It's an arena that includes higher-profile players like Visa, ServiceNow, and DocuSign, just to name a few. Software-as-a-Service (SaaS) has exploded in recent years, and the market is quick to fall in love with an organization that promises to revolutionize the idea with the product or service the world didn't know it was missing. That's not Jack Henry. It's been around for decades and has carved out a nice niche for itself by doing things that were fairly predictable.

That low profile, however, may ultimately be working to its advantage now. Its software may be such an integral part of its customers' daily routines that they can't afford to stop using it now. Jack Henry & Associates' revenue for the quarter ending in March was up 13% year over year, despite the COVID-19 headwind that was in place by the time the quarter ended. Sales and earnings growth is expected to slow for this full year, and next, but growth's in the cards all the same in an environment that's proving tough for plenty of companies.

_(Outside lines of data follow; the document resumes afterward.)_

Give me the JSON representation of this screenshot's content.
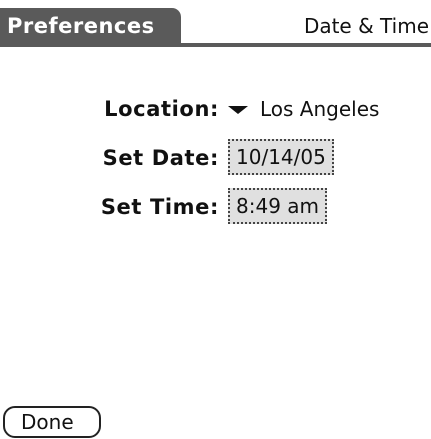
{
  "header": {
    "app_title": "Preferences",
    "section_name": "Date & Time"
  },
  "form": {
    "location": {
      "label": "Location:",
      "value": "Los Angeles",
      "icon": "triangle-down-icon"
    },
    "date": {
      "label": "Set Date:",
      "value": "10/14/05"
    },
    "time": {
      "label": "Set Time:",
      "value": "8:49 am"
    }
  },
  "footer": {
    "done_label": "Done"
  },
  "colors": {
    "title_bar": "#5a5a5a",
    "picker_background": "#e0e0e0",
    "text": "#111111",
    "background": "#ffffff"
  }
}
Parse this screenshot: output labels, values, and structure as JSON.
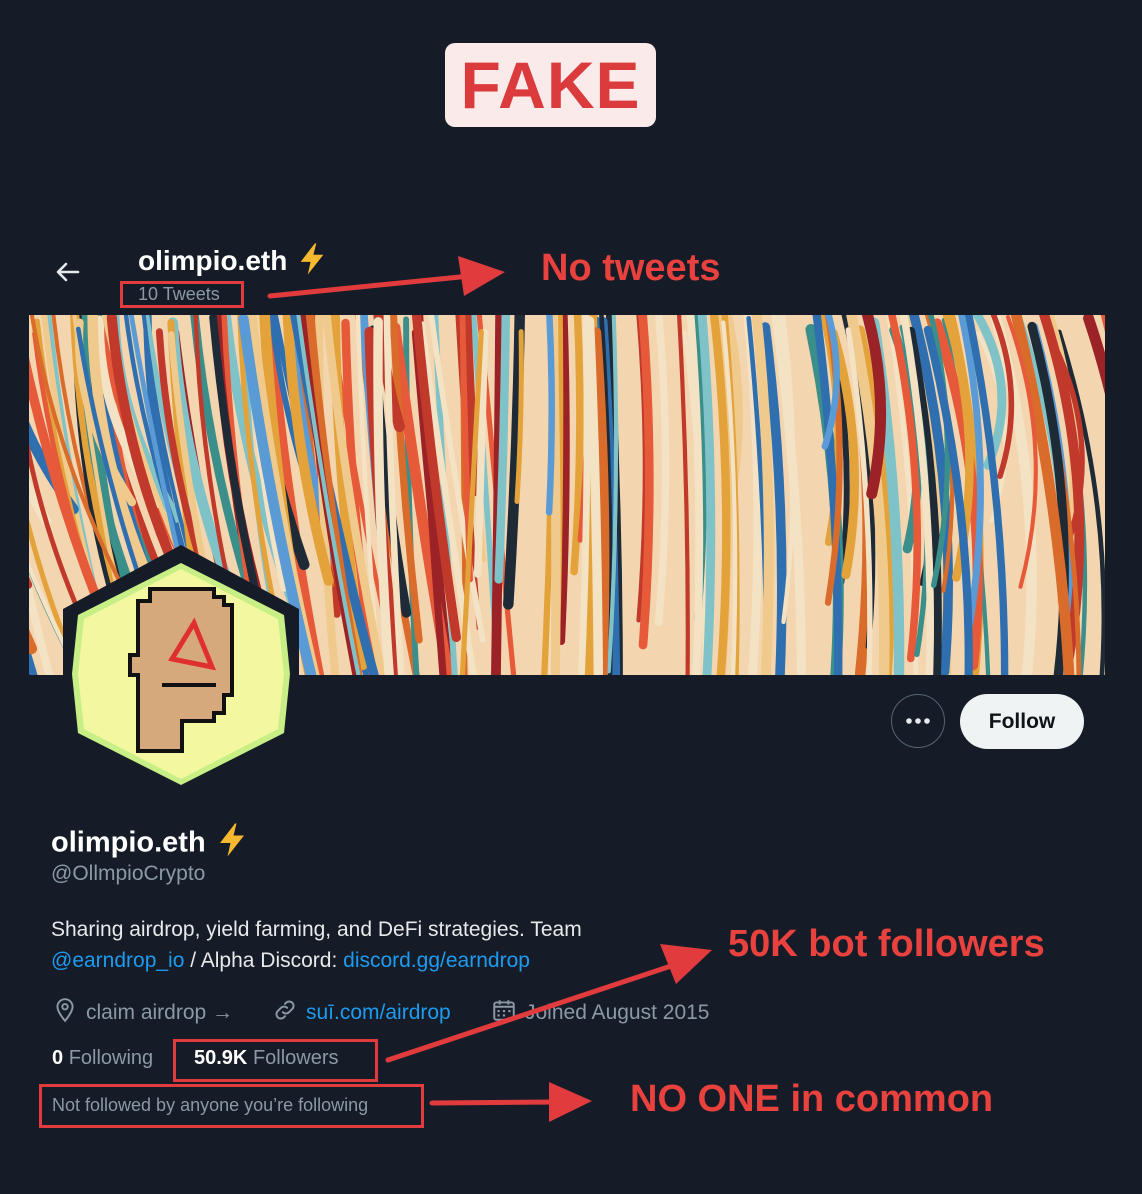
{
  "badge": "FAKE",
  "header": {
    "name": "olimpio.eth",
    "tweets": "10 Tweets"
  },
  "profile": {
    "name": "olimpio.eth",
    "handle": "@OllmpioCrypto",
    "bio_line1": "Sharing airdrop, yield farming, and DeFi strategies. Team",
    "bio_mention": "@earndrop_io",
    "bio_mid": " / Alpha Discord: ",
    "bio_link": "discord.gg/earndrop",
    "location": "claim airdrop →",
    "website": "suī.com/airdrop",
    "joined": "Joined August 2015",
    "following_count": "0",
    "following_label": "Following",
    "followers_count": "50.9K",
    "followers_label": "Followers",
    "not_followed": "Not followed by anyone you’re following"
  },
  "buttons": {
    "follow": "Follow"
  },
  "annotations": {
    "no_tweets": "No tweets",
    "bot_followers": "50K bot followers",
    "no_one_common": "NO ONE in common"
  },
  "colors": {
    "annotation": "#e8413e",
    "background": "#161c27",
    "link": "#1d9bf0",
    "avatar_bg": "#f2f7a0"
  },
  "icons": [
    "back-arrow-icon",
    "lightning-bolt-icon",
    "more-icon",
    "location-icon",
    "link-icon",
    "calendar-icon"
  ]
}
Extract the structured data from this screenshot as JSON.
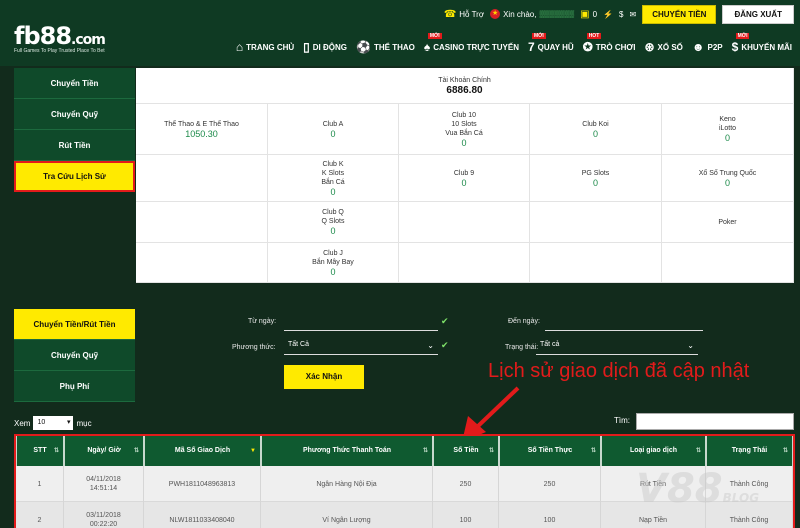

2. Generac is powering up

A top tech name is one thing it isn't. But don't discount the potential of an old-school industrial name like Generac Holdings that solves an ever-expanding problem.

Generac makes a variety of goods, ranging from portable liquid pumps to pressure washers to mobile heaters. Its claim to fame, however, is electricity generators for the home and institutional markets.

The need for such solutions hasn't always been apparent. In recent years, though, the failings of the utility industry have prompted the search for self-sufficiency. For instance, the Camp Fire wildfires that ravaged more than 150,000 acres and destroyed nearly 19,000 structures in California in 2018 also caused power outages in undamaged areas. Some power customers in New York and New Jersey have also experienced the inconvenience of power outages related to this year's uncharacteristically hot temperatures that were exacerbated by damage done by Tropical Storm Isaias. Hurricanes hitting the United States are not only seemingly more frequent, but more powerful than they've been in the past, knocking out electrical service to greater numbers of customers, and for longer.

End result? The few analysts that cover Generac Holdings are collectively calling for a 7% improvement in this year's top line despite the impediment of the coronavirus contagion, and are modeling a reacceleration of top-line growth to a pace of nearly 11% next year. That growth will extend an unfettered growth streak that goes all the way back to 2013.

3. Ciena is a 5G centerpiece

Finally, add Ciena Corp. to your list of stocks to think about even though most folks on Wall Street aren't.

That's not to suggest Wall Street (or Main Street, for that matter) is entirely unaware of the $9 billion organization. About 20 analysts follow it and collectively rate it at a little bit better than a buy. That's just shy of deeming it a strong buy. The consensus price target of $61 is also a tad above the stock's present price of just under $60 per share. The pros hardly hate the stock.

They are arguably not paying enough attention to it, though, causing investors to do the same.

See, this networking and wireless-tech company is quietly responsible for helping to shape the 5G landscape as we know it. It's understood for some time that for 5G speeds to be possible in the number of deployments planned, conventional connectivity like fiber optics has to be part of the mix. That's why Ciena has been working on the solutions that fellow Fool Harsh Chauhan described last month, including 5G-optimized routers and 5G network automation software that serve as the backbone of a product line Ciena simply refers to as Adaptive IP.

Middlemen have already taken notice of Ciena's solutions. Earlier this month, Windstream announced it had tapped Ciena to supply the backbone of its planned National Converged Optical Network, or NCON. More such deals are apt to be in the cards too. Before the COVID-19 pandemic upended the world, 2020 was frequently touted as the year 5G would become the new normal in terms of wireless broadband speeds. We're now starting to see glimmers of a renewed effort to make that happen.